** Opening Source material block **

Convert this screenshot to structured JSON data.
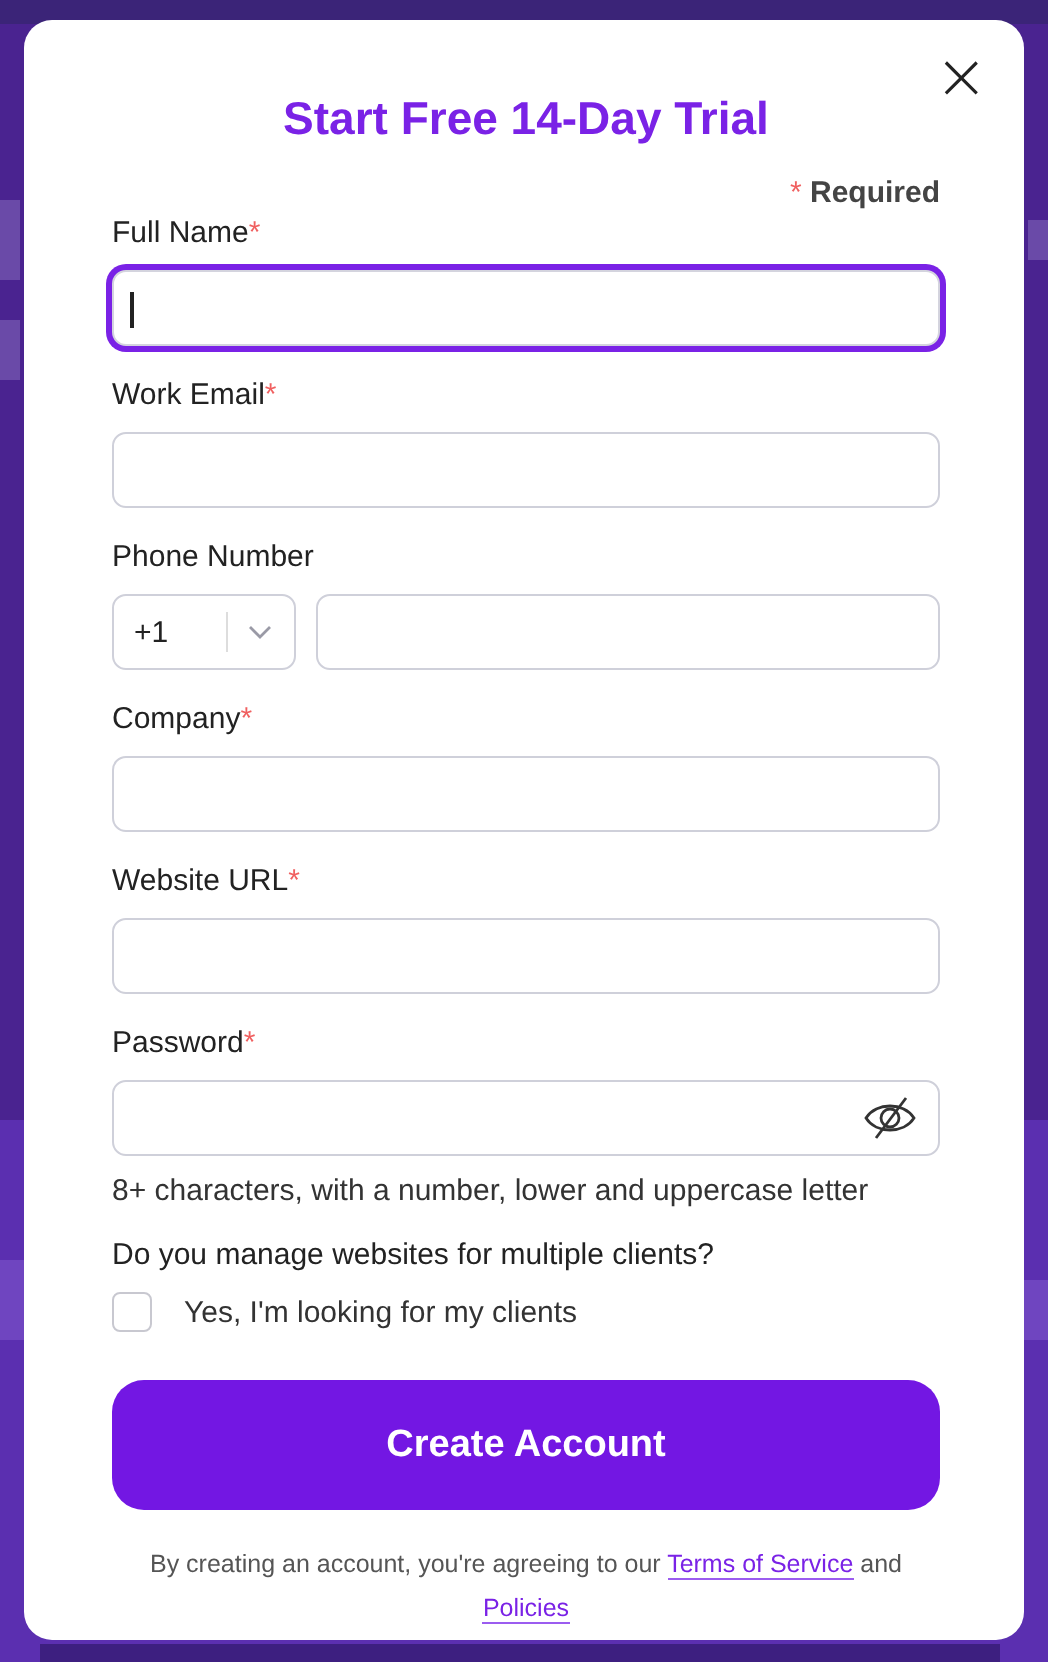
{
  "dialog": {
    "title": "Start Free 14-Day Trial",
    "close": "×",
    "required_note": {
      "mark": "*",
      "text": "Required"
    }
  },
  "fields": [
    {
      "kind": "text",
      "label": "Full Name",
      "required": true,
      "focused": true
    },
    {
      "kind": "text",
      "label": "Work Email",
      "required": true,
      "focused": false
    },
    {
      "kind": "phone",
      "label": "Phone Number",
      "required": false,
      "focused": false,
      "country_code": "+1"
    },
    {
      "kind": "text",
      "label": "Company",
      "required": true,
      "focused": false
    },
    {
      "kind": "text",
      "label": "Website URL",
      "required": true,
      "focused": false
    },
    {
      "kind": "password",
      "label": "Password",
      "required": true,
      "focused": false,
      "hint": "8+ characters, with a number, lower and uppercase letter"
    }
  ],
  "clients_question": {
    "label": "Do you manage websites for multiple clients?",
    "option": "Yes, I'm looking for my clients",
    "checked": false
  },
  "submit_button": "Create Account",
  "legal": {
    "before": "By creating an account, you're agreeing to our",
    "link_1": "Terms of Service",
    "middle": "and",
    "link_2": "Policies"
  }
}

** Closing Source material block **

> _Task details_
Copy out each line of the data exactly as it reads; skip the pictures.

> _Output of the task_
Convert this screenshot to structured JSON data.
{
  "dialog": {
    "title": "Start Free 14-Day Trial",
    "close": "×",
    "required_note": {
      "mark": "*",
      "text": "Required"
    }
  },
  "fields": [
    {
      "kind": "text",
      "label": "Full Name",
      "required": true,
      "focused": true
    },
    {
      "kind": "text",
      "label": "Work Email",
      "required": true,
      "focused": false
    },
    {
      "kind": "phone",
      "label": "Phone Number",
      "required": false,
      "focused": false,
      "country_code": "+1"
    },
    {
      "kind": "text",
      "label": "Company",
      "required": true,
      "focused": false
    },
    {
      "kind": "text",
      "label": "Website URL",
      "required": true,
      "focused": false
    },
    {
      "kind": "password",
      "label": "Password",
      "required": true,
      "focused": false,
      "hint": "8+ characters, with a number, lower and uppercase letter"
    }
  ],
  "clients_question": {
    "label": "Do you manage websites for multiple clients?",
    "option": "Yes, I'm looking for my clients",
    "checked": false
  },
  "submit_button": "Create Account",
  "legal": {
    "before": "By creating an account, you're agreeing to our",
    "link_1": "Terms of Service",
    "middle": "and",
    "link_2": "Policies"
  }
}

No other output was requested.